“We are still evaluating what we want to do with the A380. We have six and we will keep them at least until 2018, when we get the first A350.”
Malaysia Airlines is also evaluating if it needs two more A350s to add to the four that it will get from leasing companies, Mueller said, adding that these planes will serve medium-haul, intra-Asia Pacific routes that the airline will focus on as part of its post-restructuring strategy.
Mueller, an experienced industry executive, was hired to push through the restructuring at Malaysia Airlines in May 2015 after Malaysian national investment firm Khazanah took it private.
Malaysia Airlines suffered a massive blow to its brand after flight MH370, which was carrying 239 passengers and crew, disappeared in March 2014. In July 2014, another flight, MH17, was shot down over eastern Ukraine, killing all 298 people aboard.
Mueller said the airline still aimed to return to profit by 2018. “We are not profitable yet but we are getting there.
“The markets are soft now, and that’s not just China. All segments are affected. But we can overcome that.”
As part of its restructuring, the airline has suspended non-stop services to Amsterdam, Paris and Dubai, and is using a new codeshare partnership with Dubai-based Emirates Airline to connect its passengers to destinations in Europe, Africa and the US.
Mueller said Malaysia Airlines hoped to extend this codeshare to “all points” on the airlines’ combined networks to “give us many points in, for example Africa and Europe, that we can’t fly to but where there is demand”.
One challenge to the restructuring programme has been the depreciation of the ringgit against the US dollar, with many costs such as fuel prices and aircraft lease pegged to the dollar, Mueller said.
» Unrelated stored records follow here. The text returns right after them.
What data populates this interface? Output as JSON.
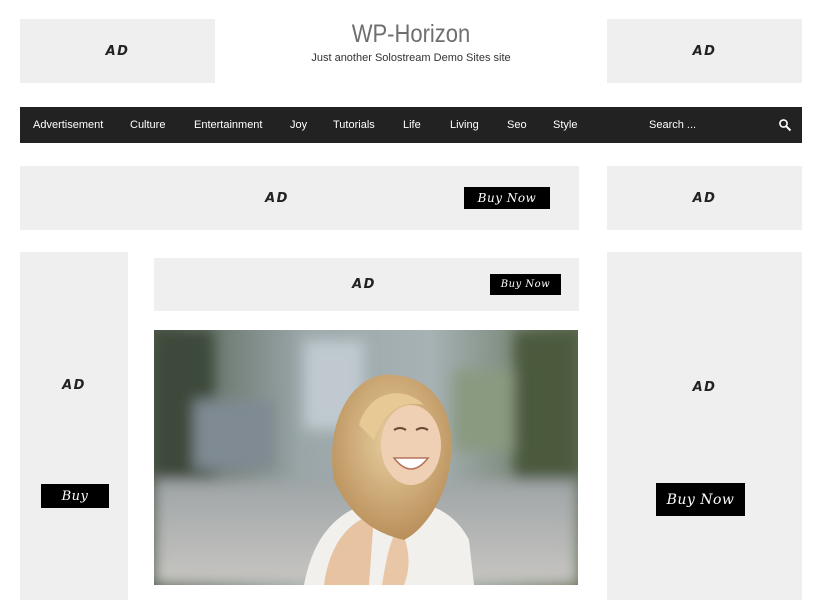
{
  "site": {
    "title": "WP-Horizon",
    "description": "Just another Solostream Demo Sites site"
  },
  "nav": {
    "items": [
      {
        "label": "Advertisement"
      },
      {
        "label": "Culture"
      },
      {
        "label": "Entertainment"
      },
      {
        "label": "Joy"
      },
      {
        "label": "Tutorials"
      },
      {
        "label": "Life"
      },
      {
        "label": "Living"
      },
      {
        "label": "Seo"
      },
      {
        "label": "Style"
      }
    ],
    "search_placeholder": "Search ...",
    "search_icon": "search-icon"
  },
  "ads": {
    "header_left": {
      "label": "AD"
    },
    "header_right": {
      "label": "AD"
    },
    "banner_wide": {
      "label": "AD",
      "button": "Buy Now"
    },
    "sidebar_right_top": {
      "label": "AD"
    },
    "skyscraper_left": {
      "label": "AD",
      "button": "Buy"
    },
    "banner_inner": {
      "label": "AD",
      "button": "Buy Now"
    },
    "skyscraper_right": {
      "label": "AD",
      "button": "Buy Now"
    }
  },
  "colors": {
    "nav_background": "#222222",
    "ad_background": "#efefef",
    "button_background": "#000000",
    "title_color": "#6f6f6f"
  },
  "featured_image": {
    "icon": "photo-laughing-woman"
  }
}
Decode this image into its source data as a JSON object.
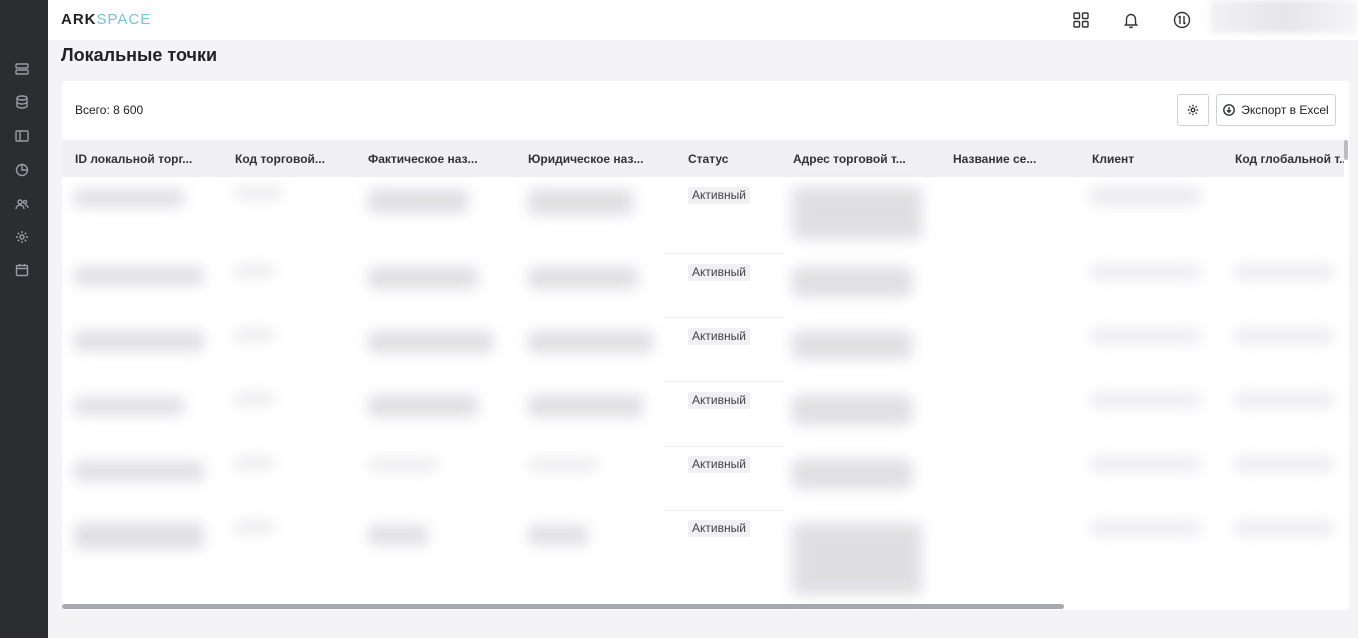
{
  "app": {
    "logo_bold": "ARK",
    "logo_light": "SPACE"
  },
  "sidebar": {
    "icons": [
      "server-icon",
      "database-icon",
      "panel-icon",
      "chart-pie-icon",
      "users-icon",
      "gear-icon",
      "calendar-icon"
    ]
  },
  "header": {
    "icons": [
      "grid-apps-icon",
      "bell-icon",
      "sync-icon"
    ]
  },
  "page": {
    "title": "Локальные точки"
  },
  "toolbar": {
    "total_label": "Всего: 8 600",
    "export_label": "Экспорт в Excel"
  },
  "table": {
    "columns": [
      "ID локальной торг...",
      "Код торговой...",
      "Фактическое наз...",
      "Юридическое наз...",
      "Статус",
      "Адрес торговой т...",
      "Название се...",
      "Клиент",
      "Код глобальной т..."
    ],
    "rows": [
      {
        "status": "Активный"
      },
      {
        "status": "Активный"
      },
      {
        "status": "Активный"
      },
      {
        "status": "Активный"
      },
      {
        "status": "Активный"
      },
      {
        "status": "Активный"
      }
    ]
  }
}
In a bid to increase revenue to offset higher costs, the airline is looking at ways to attract more passengers and upgrade its in-flight offerings, such as rolling out a new business class product this year and possibly adding in-flight mobile and Internet connectivity.